Aim of the exercise: If a line of the listing contains the string "背景音乐", return that line.
-- Opening Marker --
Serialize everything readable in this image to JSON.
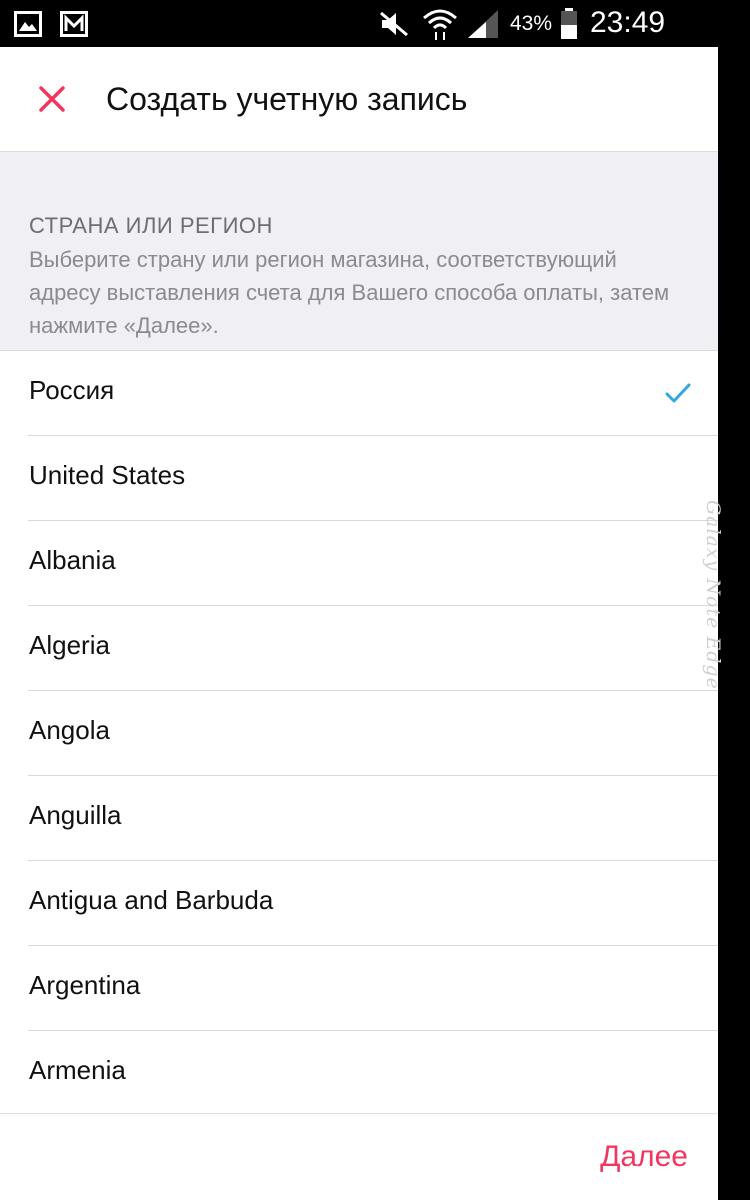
{
  "status_bar": {
    "battery_percent": "43%",
    "time": "23:49"
  },
  "device": {
    "edge_label": "Galaxy Note Edge"
  },
  "header": {
    "title": "Создать учетную запись"
  },
  "section": {
    "title": "СТРАНА ИЛИ РЕГИОН",
    "description": "Выберите страну или регион магазина, соответствующий адресу выставления счета для Вашего способа оплаты, затем нажмите «Далее»."
  },
  "countries": [
    {
      "name": "Россия",
      "selected": true
    },
    {
      "name": "United States",
      "selected": false
    },
    {
      "name": "Albania",
      "selected": false
    },
    {
      "name": "Algeria",
      "selected": false
    },
    {
      "name": "Angola",
      "selected": false
    },
    {
      "name": "Anguilla",
      "selected": false
    },
    {
      "name": "Antigua and Barbuda",
      "selected": false
    },
    {
      "name": "Argentina",
      "selected": false
    },
    {
      "name": "Armenia",
      "selected": false
    }
  ],
  "footer": {
    "next_label": "Далее"
  },
  "colors": {
    "accent_red": "#f2365d",
    "check_blue": "#35a7e0",
    "section_bg": "#efeff4"
  },
  "icons": {
    "status_left": [
      "gallery-icon",
      "mail-icon"
    ],
    "status_right": [
      "mute-icon",
      "wifi-icon",
      "signal-icon",
      "battery-icon"
    ],
    "close": "close-icon",
    "check": "check-icon"
  }
}
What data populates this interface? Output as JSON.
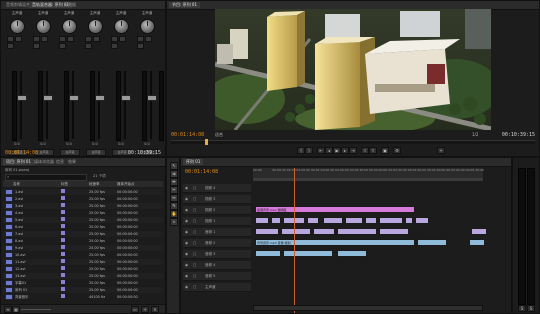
{
  "mixer": {
    "tabs": [
      "音频剪辑混合器",
      "音轨混合器: 序列 01",
      "元数据"
    ],
    "channels": [
      {
        "label": "主声道",
        "value": "0.0",
        "out": "主声道"
      },
      {
        "label": "主声道",
        "value": "0.0",
        "out": "主声道"
      },
      {
        "label": "主声道",
        "value": "0.0",
        "out": "主声道"
      },
      {
        "label": "主声道",
        "value": "0.0",
        "out": "主声道"
      },
      {
        "label": "主声道",
        "value": "0.0",
        "out": "主声道"
      },
      {
        "label": "主声道",
        "value": "0.0",
        "out": "主声道"
      }
    ],
    "master": {
      "label": "主声道",
      "value": "0.0"
    },
    "timecode_left": "00:01:14:08",
    "timecode_right": "00:10:39:15"
  },
  "program": {
    "tab": "节目: 序列 01",
    "timecode_left": "00:01:14:08",
    "zoom": "1/2",
    "timecode_right": "00:10:39:15",
    "fit": "适合"
  },
  "project": {
    "tabs": [
      "项目: 序列 01",
      "媒体浏览器",
      "信息",
      "效果"
    ],
    "filename": "序列 01.prproj",
    "item_count": "21 个项",
    "search_placeholder": "",
    "columns": [
      "名称",
      "标签",
      "帧速率",
      "媒体开始点"
    ],
    "rows": [
      {
        "name": "1.avi",
        "fps": "25.00 fps",
        "start": "00:00:00:00"
      },
      {
        "name": "2.avi",
        "fps": "25.00 fps",
        "start": "00:00:00:00"
      },
      {
        "name": "3.avi",
        "fps": "25.00 fps",
        "start": "00:00:00:00"
      },
      {
        "name": "4.avi",
        "fps": "25.00 fps",
        "start": "00:00:00:00"
      },
      {
        "name": "5.avi",
        "fps": "25.00 fps",
        "start": "00:00:00:00"
      },
      {
        "name": "6.avi",
        "fps": "25.00 fps",
        "start": "00:00:00:00"
      },
      {
        "name": "7.avi",
        "fps": "25.00 fps",
        "start": "00:00:00:00"
      },
      {
        "name": "8.avi",
        "fps": "25.00 fps",
        "start": "00:00:00:00"
      },
      {
        "name": "9.avi",
        "fps": "25.00 fps",
        "start": "00:00:00:00"
      },
      {
        "name": "10.avi",
        "fps": "25.00 fps",
        "start": "00:00:00:00"
      },
      {
        "name": "11.avi",
        "fps": "25.00 fps",
        "start": "00:00:00:00"
      },
      {
        "name": "12.avi",
        "fps": "25.00 fps",
        "start": "00:00:00:00"
      },
      {
        "name": "13.avi",
        "fps": "25.00 fps",
        "start": "00:00:00:00"
      },
      {
        "name": "字幕01",
        "fps": "25.00 fps",
        "start": "00:00:00:00"
      },
      {
        "name": "序列 01",
        "fps": "25.00 fps",
        "start": "00:00:00:00"
      },
      {
        "name": "背景音乐",
        "fps": "44100 Hz",
        "start": "00:00:00:00"
      }
    ]
  },
  "timeline": {
    "tab": "序列 01",
    "timecode": "00:01:14:08",
    "ruler_ticks": [
      "00:00",
      "00:00:30:00",
      "00:01:00:00",
      "00:01:30:00",
      "00:02:00:00",
      "00:02:30:00",
      "00:03:00:00",
      "00:03:30:00",
      "00:04:00:00",
      "00:04:30:00",
      "00:05:00:00",
      "00:05:30:00"
    ],
    "tracks": [
      {
        "name": "视频 4"
      },
      {
        "name": "视频 3"
      },
      {
        "name": "视频 2"
      },
      {
        "name": "视频 1"
      },
      {
        "name": "音频 1"
      },
      {
        "name": "音频 2"
      },
      {
        "name": "音频 3"
      },
      {
        "name": "音频 4"
      },
      {
        "name": "音频 5"
      },
      {
        "name": "主声道"
      }
    ],
    "pink_clip_label": "蓝调背景.mov 透明度",
    "audio_clip_label": "背景音乐.mp3 音量:级别"
  },
  "colors": {
    "accent_timecode": "#e38a19",
    "video_clip": "#b9a7e0",
    "title_clip": "#d67ad9",
    "audio_clip": "#8fbad9"
  }
}
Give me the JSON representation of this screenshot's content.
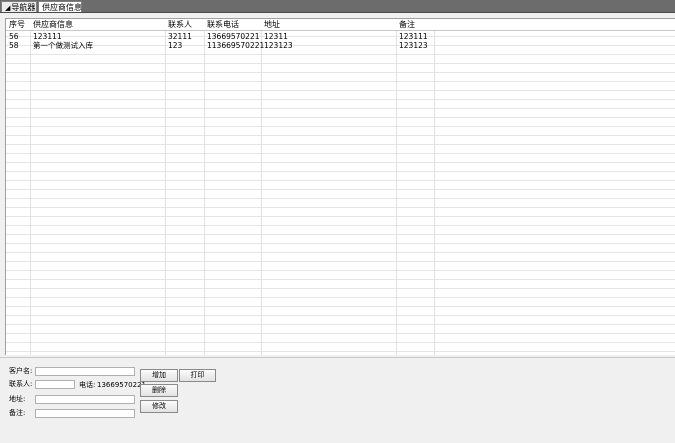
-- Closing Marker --
Exercise output:
        "name": "背景音乐",
    "audio_clip_label": "背景音乐.mp3 音量:级别"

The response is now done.